Cars, vans, and light trucks pack the streets so thickly that during rush hours that people stand in the roads taking change to direct vehicles. Experienced drivers learn elaborate webs of side streets to avoid pileups. Those with money hire chauffeurs and use their mobile phones or tablets while in traffic. 

“In terms of efficiency, you can’t do too many things in traffic,” says office worker Meyna Tanzil. “You lose a lot of time on the road. The most I can do is two meetings a day if they’re outside the office.”

Ms. Tanzil commutes for one hour round trip, compared to six for some suburbanites. But she gripes that her apartment complex lacks spaces for everyone’s car, creating a de facto “curfew” after which drivers must park on the street. Latecomers must be early risers to avoid parking tickets, she adds.

“From my home, work is 45 minutes away,” says Jakarta commuter Ade Abdullah, a personnel training manager with a consumer electronics store. “I ride a bicycle, because in a car it would take longer.” 

Residents can start using the metro in 2016, if all goes according to plan, with more stations planned to be built after that. The system known as the Jakarta MRT will cost $1.5 billion and handle as many as 173,000 passengers a day.

You've read  of  free articles. Subscribe to continue.
Real news can be honest, hopeful, credible, constructive.
What is the Monitor difference? Tackling the tough headlines – with humanity. Listening to sources – with respect. Seeing the story that others are missing by reporting what so often gets overlooked: the values that connect us. That’s Monitor reporting – news that changes how you see the world.

Dear Reader,

About a year ago, I happened upon this statement about the Monitor in the Harvard Business Review – under the charming heading of “do things that don’t interest you”:

“Many things that end up” being meaningful, writes social scientist Joseph Grenny, “have come from conference workshops, articles, or online videos that began as a chore and ended with an insight. My work in Kenya, for example, was heavily influenced by a Christian Science Monitor article I had forced myself to read 10 years earlier. Sometimes, we call things ‘boring’ simply because they lie outside the box we are currently in.”

If you were to come up with a punchline to a joke about the Monitor, that would probably be it. We’re seen as being global, fair, insightful, and perhaps a bit too earnest. We’re the bran muffin of journalism.

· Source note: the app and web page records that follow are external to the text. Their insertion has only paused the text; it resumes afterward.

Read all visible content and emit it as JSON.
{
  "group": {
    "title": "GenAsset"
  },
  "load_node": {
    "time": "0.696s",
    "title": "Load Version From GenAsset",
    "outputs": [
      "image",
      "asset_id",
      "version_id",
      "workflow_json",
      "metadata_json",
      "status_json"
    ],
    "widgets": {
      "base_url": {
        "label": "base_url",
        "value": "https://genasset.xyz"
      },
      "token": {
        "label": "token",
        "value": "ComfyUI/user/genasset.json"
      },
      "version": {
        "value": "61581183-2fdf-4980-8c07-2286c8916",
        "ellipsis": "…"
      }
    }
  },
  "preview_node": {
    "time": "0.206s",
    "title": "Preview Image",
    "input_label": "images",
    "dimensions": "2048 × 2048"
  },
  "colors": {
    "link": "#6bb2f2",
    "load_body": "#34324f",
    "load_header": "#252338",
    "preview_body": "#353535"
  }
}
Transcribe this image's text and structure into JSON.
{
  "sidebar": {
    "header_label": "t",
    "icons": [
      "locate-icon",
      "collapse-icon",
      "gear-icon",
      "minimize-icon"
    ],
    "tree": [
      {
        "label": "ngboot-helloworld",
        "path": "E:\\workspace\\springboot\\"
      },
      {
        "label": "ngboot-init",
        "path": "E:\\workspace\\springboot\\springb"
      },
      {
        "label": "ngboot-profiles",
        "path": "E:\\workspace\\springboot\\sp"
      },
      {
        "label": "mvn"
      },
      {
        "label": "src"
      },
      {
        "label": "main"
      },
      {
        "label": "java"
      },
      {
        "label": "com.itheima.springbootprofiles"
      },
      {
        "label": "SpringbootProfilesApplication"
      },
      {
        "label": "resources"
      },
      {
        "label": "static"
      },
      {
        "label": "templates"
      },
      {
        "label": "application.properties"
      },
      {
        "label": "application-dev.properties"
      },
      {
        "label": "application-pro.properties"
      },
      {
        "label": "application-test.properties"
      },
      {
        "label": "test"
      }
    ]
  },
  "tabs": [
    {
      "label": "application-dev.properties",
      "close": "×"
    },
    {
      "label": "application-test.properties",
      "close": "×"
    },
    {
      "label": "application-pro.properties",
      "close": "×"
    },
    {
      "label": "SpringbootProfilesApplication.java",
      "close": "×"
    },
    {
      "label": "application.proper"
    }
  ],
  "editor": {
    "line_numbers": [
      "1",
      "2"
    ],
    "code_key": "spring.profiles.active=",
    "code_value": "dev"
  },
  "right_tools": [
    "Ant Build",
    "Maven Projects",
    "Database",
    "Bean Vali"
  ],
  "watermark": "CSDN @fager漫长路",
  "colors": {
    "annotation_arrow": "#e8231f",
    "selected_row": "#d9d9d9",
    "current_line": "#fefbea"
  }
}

But you know what? We change lives. And I’m going to argue that we change lives precisely because we force open that too-small box that most human beings think they live in.

The Monitor is a peculiar little publication that’s hard for the world to figure out. We’re run by a church, but we’re not only for church members and we’re not about converting people. We’re known as being fair even as the world becomes as polarized as at any time since the newspaper’s founding in 1908.

We have a mission beyond circulation, we want to bridge divides. We’re about kicking down the door of thought everywhere and saying, “You are bigger and more capable than you realize. And we can prove it.”

If you’re looking for bran muffin journalism, you can subscribe to the Monitor for $15. You’ll get the Monitor Weekly magazine, the Monitor Daily email, and unlimited access to CSMonitor.com.

QR Code to Jakarta putting brakes on stop-and-go traffic
Read this article in
QR Code to Subscription page
Start your subscription today